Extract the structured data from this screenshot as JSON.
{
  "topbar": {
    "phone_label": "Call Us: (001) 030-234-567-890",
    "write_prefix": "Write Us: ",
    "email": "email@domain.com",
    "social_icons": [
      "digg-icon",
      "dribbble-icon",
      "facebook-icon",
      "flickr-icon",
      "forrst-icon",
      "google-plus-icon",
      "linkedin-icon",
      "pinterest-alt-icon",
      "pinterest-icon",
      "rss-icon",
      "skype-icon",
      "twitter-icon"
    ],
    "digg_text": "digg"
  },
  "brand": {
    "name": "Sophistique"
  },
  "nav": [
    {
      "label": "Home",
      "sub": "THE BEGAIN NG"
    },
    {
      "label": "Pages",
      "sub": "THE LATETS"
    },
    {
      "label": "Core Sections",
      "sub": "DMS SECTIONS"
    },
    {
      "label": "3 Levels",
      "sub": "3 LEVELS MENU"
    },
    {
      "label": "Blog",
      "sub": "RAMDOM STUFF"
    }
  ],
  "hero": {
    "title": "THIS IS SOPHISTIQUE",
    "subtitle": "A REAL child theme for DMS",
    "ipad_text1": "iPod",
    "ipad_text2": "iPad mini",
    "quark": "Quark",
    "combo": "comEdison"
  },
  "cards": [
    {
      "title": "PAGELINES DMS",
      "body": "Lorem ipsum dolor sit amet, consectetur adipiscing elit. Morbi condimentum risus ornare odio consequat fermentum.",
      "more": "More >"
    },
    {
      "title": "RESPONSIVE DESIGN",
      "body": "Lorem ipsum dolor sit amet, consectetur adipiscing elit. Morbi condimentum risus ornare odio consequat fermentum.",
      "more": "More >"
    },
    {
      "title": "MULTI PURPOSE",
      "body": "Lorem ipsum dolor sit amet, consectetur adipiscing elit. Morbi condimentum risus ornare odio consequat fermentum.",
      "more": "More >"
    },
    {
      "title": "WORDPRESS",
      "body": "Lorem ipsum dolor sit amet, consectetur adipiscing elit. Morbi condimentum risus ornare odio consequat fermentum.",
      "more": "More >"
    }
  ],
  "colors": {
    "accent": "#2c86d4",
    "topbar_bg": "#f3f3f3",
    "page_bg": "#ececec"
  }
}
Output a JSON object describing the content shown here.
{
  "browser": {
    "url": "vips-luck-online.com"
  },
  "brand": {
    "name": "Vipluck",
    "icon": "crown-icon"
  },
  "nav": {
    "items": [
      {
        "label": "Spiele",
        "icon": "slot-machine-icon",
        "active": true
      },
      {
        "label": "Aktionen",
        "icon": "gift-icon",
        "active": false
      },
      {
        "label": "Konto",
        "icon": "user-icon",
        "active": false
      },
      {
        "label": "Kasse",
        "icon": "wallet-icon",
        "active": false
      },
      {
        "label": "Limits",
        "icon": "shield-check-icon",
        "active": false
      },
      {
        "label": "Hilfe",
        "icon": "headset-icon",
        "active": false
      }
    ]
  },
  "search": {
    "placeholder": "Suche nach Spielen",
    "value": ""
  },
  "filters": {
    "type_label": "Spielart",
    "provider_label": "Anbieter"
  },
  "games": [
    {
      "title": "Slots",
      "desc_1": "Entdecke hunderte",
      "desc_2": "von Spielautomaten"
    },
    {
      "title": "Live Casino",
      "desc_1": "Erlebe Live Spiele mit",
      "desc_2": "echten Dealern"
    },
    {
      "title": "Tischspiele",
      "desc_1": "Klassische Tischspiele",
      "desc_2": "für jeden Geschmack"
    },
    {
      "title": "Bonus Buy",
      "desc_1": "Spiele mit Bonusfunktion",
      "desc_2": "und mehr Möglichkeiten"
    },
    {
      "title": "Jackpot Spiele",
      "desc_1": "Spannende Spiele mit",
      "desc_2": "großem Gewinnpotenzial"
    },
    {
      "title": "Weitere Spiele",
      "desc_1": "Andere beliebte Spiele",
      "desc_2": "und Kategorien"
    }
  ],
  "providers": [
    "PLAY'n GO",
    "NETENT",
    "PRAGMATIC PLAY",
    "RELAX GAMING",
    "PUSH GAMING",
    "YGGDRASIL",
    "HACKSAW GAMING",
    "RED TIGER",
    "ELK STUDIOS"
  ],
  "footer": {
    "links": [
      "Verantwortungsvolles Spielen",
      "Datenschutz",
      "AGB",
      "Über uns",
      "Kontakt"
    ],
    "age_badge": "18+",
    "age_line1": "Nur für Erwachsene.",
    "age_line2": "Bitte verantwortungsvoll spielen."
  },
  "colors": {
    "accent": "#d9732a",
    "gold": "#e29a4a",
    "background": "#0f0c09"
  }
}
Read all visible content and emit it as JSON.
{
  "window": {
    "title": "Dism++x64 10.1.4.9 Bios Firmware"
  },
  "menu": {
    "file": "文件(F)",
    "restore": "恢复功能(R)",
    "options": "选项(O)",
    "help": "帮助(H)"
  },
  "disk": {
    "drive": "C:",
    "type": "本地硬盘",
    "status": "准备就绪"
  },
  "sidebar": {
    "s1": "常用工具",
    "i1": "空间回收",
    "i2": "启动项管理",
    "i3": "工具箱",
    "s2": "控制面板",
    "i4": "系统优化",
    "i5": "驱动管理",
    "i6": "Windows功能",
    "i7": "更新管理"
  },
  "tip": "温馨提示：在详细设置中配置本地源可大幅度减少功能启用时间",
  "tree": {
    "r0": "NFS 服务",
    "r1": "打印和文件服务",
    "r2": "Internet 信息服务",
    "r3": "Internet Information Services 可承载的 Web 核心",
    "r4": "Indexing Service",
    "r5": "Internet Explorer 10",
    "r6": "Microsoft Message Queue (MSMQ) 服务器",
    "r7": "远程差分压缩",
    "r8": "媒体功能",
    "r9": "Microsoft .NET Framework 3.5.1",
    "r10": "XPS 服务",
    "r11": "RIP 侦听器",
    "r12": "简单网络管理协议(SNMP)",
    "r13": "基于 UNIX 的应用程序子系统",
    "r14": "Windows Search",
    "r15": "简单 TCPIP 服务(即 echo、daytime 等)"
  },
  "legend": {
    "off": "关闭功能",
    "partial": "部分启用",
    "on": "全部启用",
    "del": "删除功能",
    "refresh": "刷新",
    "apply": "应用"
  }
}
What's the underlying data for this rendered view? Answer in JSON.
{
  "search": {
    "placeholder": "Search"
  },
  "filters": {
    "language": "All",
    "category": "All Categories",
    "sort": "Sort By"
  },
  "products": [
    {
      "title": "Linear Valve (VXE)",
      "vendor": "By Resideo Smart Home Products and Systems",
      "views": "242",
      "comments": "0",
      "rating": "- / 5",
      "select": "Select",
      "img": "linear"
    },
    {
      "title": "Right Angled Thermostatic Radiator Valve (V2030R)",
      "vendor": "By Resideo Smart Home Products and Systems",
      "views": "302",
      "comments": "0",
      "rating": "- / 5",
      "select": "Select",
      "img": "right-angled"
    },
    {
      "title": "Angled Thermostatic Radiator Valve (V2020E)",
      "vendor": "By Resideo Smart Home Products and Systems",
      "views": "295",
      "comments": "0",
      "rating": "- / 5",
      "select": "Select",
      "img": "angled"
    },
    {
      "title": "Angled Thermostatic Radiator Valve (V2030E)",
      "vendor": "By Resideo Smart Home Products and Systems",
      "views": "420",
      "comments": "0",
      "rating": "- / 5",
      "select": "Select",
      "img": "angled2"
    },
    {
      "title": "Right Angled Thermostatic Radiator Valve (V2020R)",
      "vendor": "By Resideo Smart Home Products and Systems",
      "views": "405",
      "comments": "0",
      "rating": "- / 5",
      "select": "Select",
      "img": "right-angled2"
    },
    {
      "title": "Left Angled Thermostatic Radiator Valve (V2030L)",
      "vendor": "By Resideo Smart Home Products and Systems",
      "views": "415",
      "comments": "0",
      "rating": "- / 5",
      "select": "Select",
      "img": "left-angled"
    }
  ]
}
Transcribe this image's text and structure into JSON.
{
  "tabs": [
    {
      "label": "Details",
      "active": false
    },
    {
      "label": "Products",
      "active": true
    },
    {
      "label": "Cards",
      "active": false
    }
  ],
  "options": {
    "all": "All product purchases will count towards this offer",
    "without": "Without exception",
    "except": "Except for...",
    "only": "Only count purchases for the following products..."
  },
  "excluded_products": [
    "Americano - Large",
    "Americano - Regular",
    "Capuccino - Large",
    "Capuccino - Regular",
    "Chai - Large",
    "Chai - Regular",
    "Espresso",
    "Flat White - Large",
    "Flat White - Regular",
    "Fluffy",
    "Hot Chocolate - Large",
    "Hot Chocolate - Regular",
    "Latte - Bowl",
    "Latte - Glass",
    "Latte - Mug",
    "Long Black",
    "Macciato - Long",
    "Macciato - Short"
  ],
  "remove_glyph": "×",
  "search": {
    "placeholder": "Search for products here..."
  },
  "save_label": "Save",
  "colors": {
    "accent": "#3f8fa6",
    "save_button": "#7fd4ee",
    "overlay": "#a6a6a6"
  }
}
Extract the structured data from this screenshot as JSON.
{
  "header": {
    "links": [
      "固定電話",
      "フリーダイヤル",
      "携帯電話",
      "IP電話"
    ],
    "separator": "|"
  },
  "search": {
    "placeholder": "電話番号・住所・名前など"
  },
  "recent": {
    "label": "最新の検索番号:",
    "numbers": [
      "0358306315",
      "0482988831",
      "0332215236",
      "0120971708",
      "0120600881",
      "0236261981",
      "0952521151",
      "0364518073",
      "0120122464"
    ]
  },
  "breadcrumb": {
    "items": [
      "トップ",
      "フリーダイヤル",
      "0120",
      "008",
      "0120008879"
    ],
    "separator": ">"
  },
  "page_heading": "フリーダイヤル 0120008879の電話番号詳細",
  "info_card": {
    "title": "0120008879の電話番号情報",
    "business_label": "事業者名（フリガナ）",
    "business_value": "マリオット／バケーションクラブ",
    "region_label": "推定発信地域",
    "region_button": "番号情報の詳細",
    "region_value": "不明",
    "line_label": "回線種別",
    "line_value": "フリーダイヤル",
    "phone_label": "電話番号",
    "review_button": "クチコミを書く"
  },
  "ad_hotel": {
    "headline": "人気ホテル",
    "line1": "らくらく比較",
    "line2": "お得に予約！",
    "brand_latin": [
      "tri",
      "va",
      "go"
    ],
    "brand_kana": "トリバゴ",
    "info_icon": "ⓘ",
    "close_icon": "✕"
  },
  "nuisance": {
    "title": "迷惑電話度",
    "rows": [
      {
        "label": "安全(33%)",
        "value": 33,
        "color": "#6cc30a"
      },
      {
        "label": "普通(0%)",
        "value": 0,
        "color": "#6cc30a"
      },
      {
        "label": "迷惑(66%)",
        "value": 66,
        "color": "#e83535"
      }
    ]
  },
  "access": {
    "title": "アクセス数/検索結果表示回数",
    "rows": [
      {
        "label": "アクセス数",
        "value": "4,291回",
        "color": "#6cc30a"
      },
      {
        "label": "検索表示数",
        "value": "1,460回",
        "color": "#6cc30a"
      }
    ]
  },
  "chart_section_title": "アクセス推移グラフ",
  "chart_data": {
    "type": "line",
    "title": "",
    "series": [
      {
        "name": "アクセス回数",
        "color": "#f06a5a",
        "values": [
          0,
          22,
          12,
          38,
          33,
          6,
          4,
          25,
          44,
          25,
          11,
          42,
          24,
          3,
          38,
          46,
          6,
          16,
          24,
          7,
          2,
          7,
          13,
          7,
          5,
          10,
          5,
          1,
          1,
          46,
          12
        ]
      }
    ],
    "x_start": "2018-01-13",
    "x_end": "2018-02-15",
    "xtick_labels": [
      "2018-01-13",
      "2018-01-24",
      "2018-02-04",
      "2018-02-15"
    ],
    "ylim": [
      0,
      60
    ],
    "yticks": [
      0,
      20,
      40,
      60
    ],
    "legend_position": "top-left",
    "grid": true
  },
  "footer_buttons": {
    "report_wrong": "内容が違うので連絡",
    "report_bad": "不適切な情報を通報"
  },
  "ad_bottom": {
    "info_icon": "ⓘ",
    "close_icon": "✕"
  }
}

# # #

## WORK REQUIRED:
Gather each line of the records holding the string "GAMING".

## RESULT BELOW:
    "RELAX GAMING",
    "PUSH GAMING",
    "HACKSAW GAMING",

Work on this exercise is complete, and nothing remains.